PROVIDED ENTRIES:
********

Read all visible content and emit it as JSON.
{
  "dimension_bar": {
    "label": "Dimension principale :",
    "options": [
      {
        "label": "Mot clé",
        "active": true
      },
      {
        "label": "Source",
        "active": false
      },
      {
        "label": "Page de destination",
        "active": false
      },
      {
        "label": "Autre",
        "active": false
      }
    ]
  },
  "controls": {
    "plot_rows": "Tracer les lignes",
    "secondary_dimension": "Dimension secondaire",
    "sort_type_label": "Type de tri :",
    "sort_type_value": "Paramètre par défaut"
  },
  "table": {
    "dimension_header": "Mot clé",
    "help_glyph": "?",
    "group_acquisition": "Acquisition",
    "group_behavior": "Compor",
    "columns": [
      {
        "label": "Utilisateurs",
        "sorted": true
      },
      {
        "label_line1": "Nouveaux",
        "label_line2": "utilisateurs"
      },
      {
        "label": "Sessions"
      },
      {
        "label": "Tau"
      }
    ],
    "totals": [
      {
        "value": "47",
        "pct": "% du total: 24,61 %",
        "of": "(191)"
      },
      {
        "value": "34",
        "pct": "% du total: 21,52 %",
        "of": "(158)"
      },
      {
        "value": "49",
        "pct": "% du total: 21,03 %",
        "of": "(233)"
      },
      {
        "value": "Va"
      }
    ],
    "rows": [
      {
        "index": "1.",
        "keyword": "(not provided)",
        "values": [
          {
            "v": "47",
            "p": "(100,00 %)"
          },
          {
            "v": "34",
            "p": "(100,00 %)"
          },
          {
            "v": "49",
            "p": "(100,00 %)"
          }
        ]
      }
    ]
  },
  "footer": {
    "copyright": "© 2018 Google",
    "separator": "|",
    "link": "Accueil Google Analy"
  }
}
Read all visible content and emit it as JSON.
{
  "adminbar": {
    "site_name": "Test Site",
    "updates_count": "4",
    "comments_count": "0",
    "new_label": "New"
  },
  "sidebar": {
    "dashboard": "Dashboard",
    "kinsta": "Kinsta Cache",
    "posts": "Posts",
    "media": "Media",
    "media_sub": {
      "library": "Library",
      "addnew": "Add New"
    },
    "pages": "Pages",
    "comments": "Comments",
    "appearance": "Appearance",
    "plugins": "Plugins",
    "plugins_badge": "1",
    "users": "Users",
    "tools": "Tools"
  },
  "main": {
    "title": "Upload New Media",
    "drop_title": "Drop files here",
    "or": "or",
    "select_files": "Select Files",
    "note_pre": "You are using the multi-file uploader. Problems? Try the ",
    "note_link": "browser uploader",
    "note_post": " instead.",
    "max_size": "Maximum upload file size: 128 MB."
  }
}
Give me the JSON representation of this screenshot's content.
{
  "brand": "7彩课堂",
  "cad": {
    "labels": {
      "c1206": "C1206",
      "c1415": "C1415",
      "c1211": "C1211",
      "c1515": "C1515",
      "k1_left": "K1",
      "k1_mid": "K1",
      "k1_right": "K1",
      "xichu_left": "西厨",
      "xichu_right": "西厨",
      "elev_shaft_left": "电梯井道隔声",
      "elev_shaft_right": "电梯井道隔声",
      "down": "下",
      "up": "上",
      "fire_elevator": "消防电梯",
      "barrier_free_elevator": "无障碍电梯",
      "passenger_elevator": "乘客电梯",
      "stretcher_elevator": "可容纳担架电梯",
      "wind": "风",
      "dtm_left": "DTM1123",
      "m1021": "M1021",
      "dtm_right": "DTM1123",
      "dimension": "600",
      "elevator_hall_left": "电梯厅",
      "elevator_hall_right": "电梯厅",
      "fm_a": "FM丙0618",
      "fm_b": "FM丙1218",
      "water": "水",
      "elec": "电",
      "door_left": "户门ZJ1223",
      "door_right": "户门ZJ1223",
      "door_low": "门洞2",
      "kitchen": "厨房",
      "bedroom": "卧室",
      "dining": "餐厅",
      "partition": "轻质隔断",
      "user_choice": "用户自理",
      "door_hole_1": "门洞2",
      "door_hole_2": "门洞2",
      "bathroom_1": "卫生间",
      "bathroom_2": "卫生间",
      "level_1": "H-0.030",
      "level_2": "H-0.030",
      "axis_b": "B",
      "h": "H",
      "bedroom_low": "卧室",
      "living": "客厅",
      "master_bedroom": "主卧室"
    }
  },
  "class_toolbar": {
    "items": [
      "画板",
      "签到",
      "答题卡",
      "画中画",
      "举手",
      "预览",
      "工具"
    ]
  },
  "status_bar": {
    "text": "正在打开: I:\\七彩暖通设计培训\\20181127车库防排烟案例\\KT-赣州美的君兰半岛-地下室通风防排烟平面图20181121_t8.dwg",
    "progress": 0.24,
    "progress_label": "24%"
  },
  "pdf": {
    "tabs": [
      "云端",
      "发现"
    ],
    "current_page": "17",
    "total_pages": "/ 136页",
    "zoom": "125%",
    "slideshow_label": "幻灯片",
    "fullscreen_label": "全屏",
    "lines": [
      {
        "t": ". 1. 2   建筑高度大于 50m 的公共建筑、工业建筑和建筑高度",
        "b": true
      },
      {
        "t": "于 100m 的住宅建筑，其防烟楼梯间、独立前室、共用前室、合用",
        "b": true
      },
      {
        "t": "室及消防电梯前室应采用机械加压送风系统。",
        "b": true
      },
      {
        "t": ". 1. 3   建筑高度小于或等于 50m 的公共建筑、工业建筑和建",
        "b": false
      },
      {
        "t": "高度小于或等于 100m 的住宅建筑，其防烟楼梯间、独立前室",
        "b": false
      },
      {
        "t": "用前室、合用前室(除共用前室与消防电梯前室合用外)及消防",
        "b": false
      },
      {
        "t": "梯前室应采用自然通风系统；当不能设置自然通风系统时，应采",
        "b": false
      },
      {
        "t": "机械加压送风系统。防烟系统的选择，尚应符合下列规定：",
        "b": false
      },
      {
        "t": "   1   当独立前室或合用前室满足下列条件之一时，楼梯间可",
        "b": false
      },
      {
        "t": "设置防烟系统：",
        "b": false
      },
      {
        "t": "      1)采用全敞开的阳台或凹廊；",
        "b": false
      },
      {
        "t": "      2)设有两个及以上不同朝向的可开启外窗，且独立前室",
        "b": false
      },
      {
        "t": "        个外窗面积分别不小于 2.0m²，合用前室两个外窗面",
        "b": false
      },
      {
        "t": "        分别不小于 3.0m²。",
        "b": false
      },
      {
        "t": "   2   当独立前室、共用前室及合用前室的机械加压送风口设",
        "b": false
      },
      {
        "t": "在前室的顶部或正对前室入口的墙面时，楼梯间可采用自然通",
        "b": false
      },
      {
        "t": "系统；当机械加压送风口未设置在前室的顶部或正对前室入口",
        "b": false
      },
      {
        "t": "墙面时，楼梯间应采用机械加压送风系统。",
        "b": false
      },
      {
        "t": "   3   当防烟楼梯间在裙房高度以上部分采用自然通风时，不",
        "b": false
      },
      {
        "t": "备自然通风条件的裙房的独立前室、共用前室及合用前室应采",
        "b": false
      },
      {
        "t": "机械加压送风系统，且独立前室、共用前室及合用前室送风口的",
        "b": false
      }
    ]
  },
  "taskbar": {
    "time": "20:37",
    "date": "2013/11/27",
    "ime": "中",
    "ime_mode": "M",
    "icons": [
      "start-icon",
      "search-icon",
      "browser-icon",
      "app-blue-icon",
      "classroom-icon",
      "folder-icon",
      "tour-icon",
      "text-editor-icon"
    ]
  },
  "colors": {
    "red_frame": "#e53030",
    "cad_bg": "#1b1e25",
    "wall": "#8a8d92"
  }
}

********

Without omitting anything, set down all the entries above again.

RESPONSE BELOW:
Read all visible content and emit it as JSON.
{
  "dimension_bar": {
    "label": "Dimension principale :",
    "options": [
      {
        "label": "Mot clé",
        "active": true
      },
      {
        "label": "Source",
        "active": false
      },
      {
        "label": "Page de destination",
        "active": false
      },
      {
        "label": "Autre",
        "active": false
      }
    ]
  },
  "controls": {
    "plot_rows": "Tracer les lignes",
    "secondary_dimension": "Dimension secondaire",
    "sort_type_label": "Type de tri :",
    "sort_type_value": "Paramètre par défaut"
  },
  "table": {
    "dimension_header": "Mot clé",
    "help_glyph": "?",
    "group_acquisition": "Acquisition",
    "group_behavior": "Compor",
    "columns": [
      {
        "label": "Utilisateurs",
        "sorted": true
      },
      {
        "label_line1": "Nouveaux",
        "label_line2": "utilisateurs"
      },
      {
        "label": "Sessions"
      },
      {
        "label": "Tau"
      }
    ],
    "totals": [
      {
        "value": "47",
        "pct": "% du total: 24,61 %",
        "of": "(191)"
      },
      {
        "value": "34",
        "pct": "% du total: 21,52 %",
        "of": "(158)"
      },
      {
        "value": "49",
        "pct": "% du total: 21,03 %",
        "of": "(233)"
      },
      {
        "value": "Va"
      }
    ],
    "rows": [
      {
        "index": "1.",
        "keyword": "(not provided)",
        "values": [
          {
            "v": "47",
            "p": "(100,00 %)"
          },
          {
            "v": "34",
            "p": "(100,00 %)"
          },
          {
            "v": "49",
            "p": "(100,00 %)"
          }
        ]
      }
    ]
  },
  "footer": {
    "copyright": "© 2018 Google",
    "separator": "|",
    "link": "Accueil Google Analy"
  }
}
Read all visible content and emit it as JSON.
{
  "adminbar": {
    "site_name": "Test Site",
    "updates_count": "4",
    "comments_count": "0",
    "new_label": "New"
  },
  "sidebar": {
    "dashboard": "Dashboard",
    "kinsta": "Kinsta Cache",
    "posts": "Posts",
    "media": "Media",
    "media_sub": {
      "library": "Library",
      "addnew": "Add New"
    },
    "pages": "Pages",
    "comments": "Comments",
    "appearance": "Appearance",
    "plugins": "Plugins",
    "plugins_badge": "1",
    "users": "Users",
    "tools": "Tools"
  },
  "main": {
    "title": "Upload New Media",
    "drop_title": "Drop files here",
    "or": "or",
    "select_files": "Select Files",
    "note_pre": "You are using the multi-file uploader. Problems? Try the ",
    "note_link": "browser uploader",
    "note_post": " instead.",
    "max_size": "Maximum upload file size: 128 MB."
  }
}
Give me the JSON representation of this screenshot's content.
{
  "brand": "7彩课堂",
  "cad": {
    "labels": {
      "c1206": "C1206",
      "c1415": "C1415",
      "c1211": "C1211",
      "c1515": "C1515",
      "k1_left": "K1",
      "k1_mid": "K1",
      "k1_right": "K1",
      "xichu_left": "西厨",
      "xichu_right": "西厨",
      "elev_shaft_left": "电梯井道隔声",
      "elev_shaft_right": "电梯井道隔声",
      "down": "下",
      "up": "上",
      "fire_elevator": "消防电梯",
      "barrier_free_elevator": "无障碍电梯",
      "passenger_elevator": "乘客电梯",
      "stretcher_elevator": "可容纳担架电梯",
      "wind": "风",
      "dtm_left": "DTM1123",
      "m1021": "M1021",
      "dtm_right": "DTM1123",
      "dimension": "600",
      "elevator_hall_left": "电梯厅",
      "elevator_hall_right": "电梯厅",
      "fm_a": "FM丙0618",
      "fm_b": "FM丙1218",
      "water": "水",
      "elec": "电",
      "door_left": "户门ZJ1223",
      "door_right": "户门ZJ1223",
      "door_low": "门洞2",
      "kitchen": "厨房",
      "bedroom": "卧室",
      "dining": "餐厅",
      "partition": "轻质隔断",
      "user_choice": "用户自理",
      "door_hole_1": "门洞2",
      "door_hole_2": "门洞2",
      "bathroom_1": "卫生间",
      "bathroom_2": "卫生间",
      "level_1": "H-0.030",
      "level_2": "H-0.030",
      "axis_b": "B",
      "h": "H",
      "bedroom_low": "卧室",
      "living": "客厅",
      "master_bedroom": "主卧室"
    }
  },
  "class_toolbar": {
    "items": [
      "画板",
      "签到",
      "答题卡",
      "画中画",
      "举手",
      "预览",
      "工具"
    ]
  },
  "status_bar": {
    "text": "正在打开: I:\\七彩暖通设计培训\\20181127车库防排烟案例\\KT-赣州美的君兰半岛-地下室通风防排烟平面图20181121_t8.dwg",
    "progress": 0.24,
    "progress_label": "24%"
  },
  "pdf": {
    "tabs": [
      "云端",
      "发现"
    ],
    "current_page": "17",
    "total_pages": "/ 136页",
    "zoom": "125%",
    "slideshow_label": "幻灯片",
    "fullscreen_label": "全屏",
    "lines": [
      {
        "t": ". 1. 2   建筑高度大于 50m 的公共建筑、工业建筑和建筑高度",
        "b": true
      },
      {
        "t": "于 100m 的住宅建筑，其防烟楼梯间、独立前室、共用前室、合用",
        "b": true
      },
      {
        "t": "室及消防电梯前室应采用机械加压送风系统。",
        "b": true
      },
      {
        "t": ". 1. 3   建筑高度小于或等于 50m 的公共建筑、工业建筑和建",
        "b": false
      },
      {
        "t": "高度小于或等于 100m 的住宅建筑，其防烟楼梯间、独立前室",
        "b": false
      },
      {
        "t": "用前室、合用前室(除共用前室与消防电梯前室合用外)及消防",
        "b": false
      },
      {
        "t": "梯前室应采用自然通风系统；当不能设置自然通风系统时，应采",
        "b": false
      },
      {
        "t": "机械加压送风系统。防烟系统的选择，尚应符合下列规定：",
        "b": false
      },
      {
        "t": "   1   当独立前室或合用前室满足下列条件之一时，楼梯间可",
        "b": false
      },
      {
        "t": "设置防烟系统：",
        "b": false
      },
      {
        "t": "      1)采用全敞开的阳台或凹廊；",
        "b": false
      },
      {
        "t": "      2)设有两个及以上不同朝向的可开启外窗，且独立前室",
        "b": false
      },
      {
        "t": "        个外窗面积分别不小于 2.0m²，合用前室两个外窗面",
        "b": false
      },
      {
        "t": "        分别不小于 3.0m²。",
        "b": false
      },
      {
        "t": "   2   当独立前室、共用前室及合用前室的机械加压送风口设",
        "b": false
      },
      {
        "t": "在前室的顶部或正对前室入口的墙面时，楼梯间可采用自然通",
        "b": false
      },
      {
        "t": "系统；当机械加压送风口未设置在前室的顶部或正对前室入口",
        "b": false
      },
      {
        "t": "墙面时，楼梯间应采用机械加压送风系统。",
        "b": false
      },
      {
        "t": "   3   当防烟楼梯间在裙房高度以上部分采用自然通风时，不",
        "b": false
      },
      {
        "t": "备自然通风条件的裙房的独立前室、共用前室及合用前室应采",
        "b": false
      },
      {
        "t": "机械加压送风系统，且独立前室、共用前室及合用前室送风口的",
        "b": false
      }
    ]
  },
  "taskbar": {
    "time": "20:37",
    "date": "2013/11/27",
    "ime": "中",
    "ime_mode": "M",
    "icons": [
      "start-icon",
      "search-icon",
      "browser-icon",
      "app-blue-icon",
      "classroom-icon",
      "folder-icon",
      "tour-icon",
      "text-editor-icon"
    ]
  },
  "colors": {
    "red_frame": "#e53030",
    "cad_bg": "#1b1e25",
    "wall": "#8a8d92"
  }
}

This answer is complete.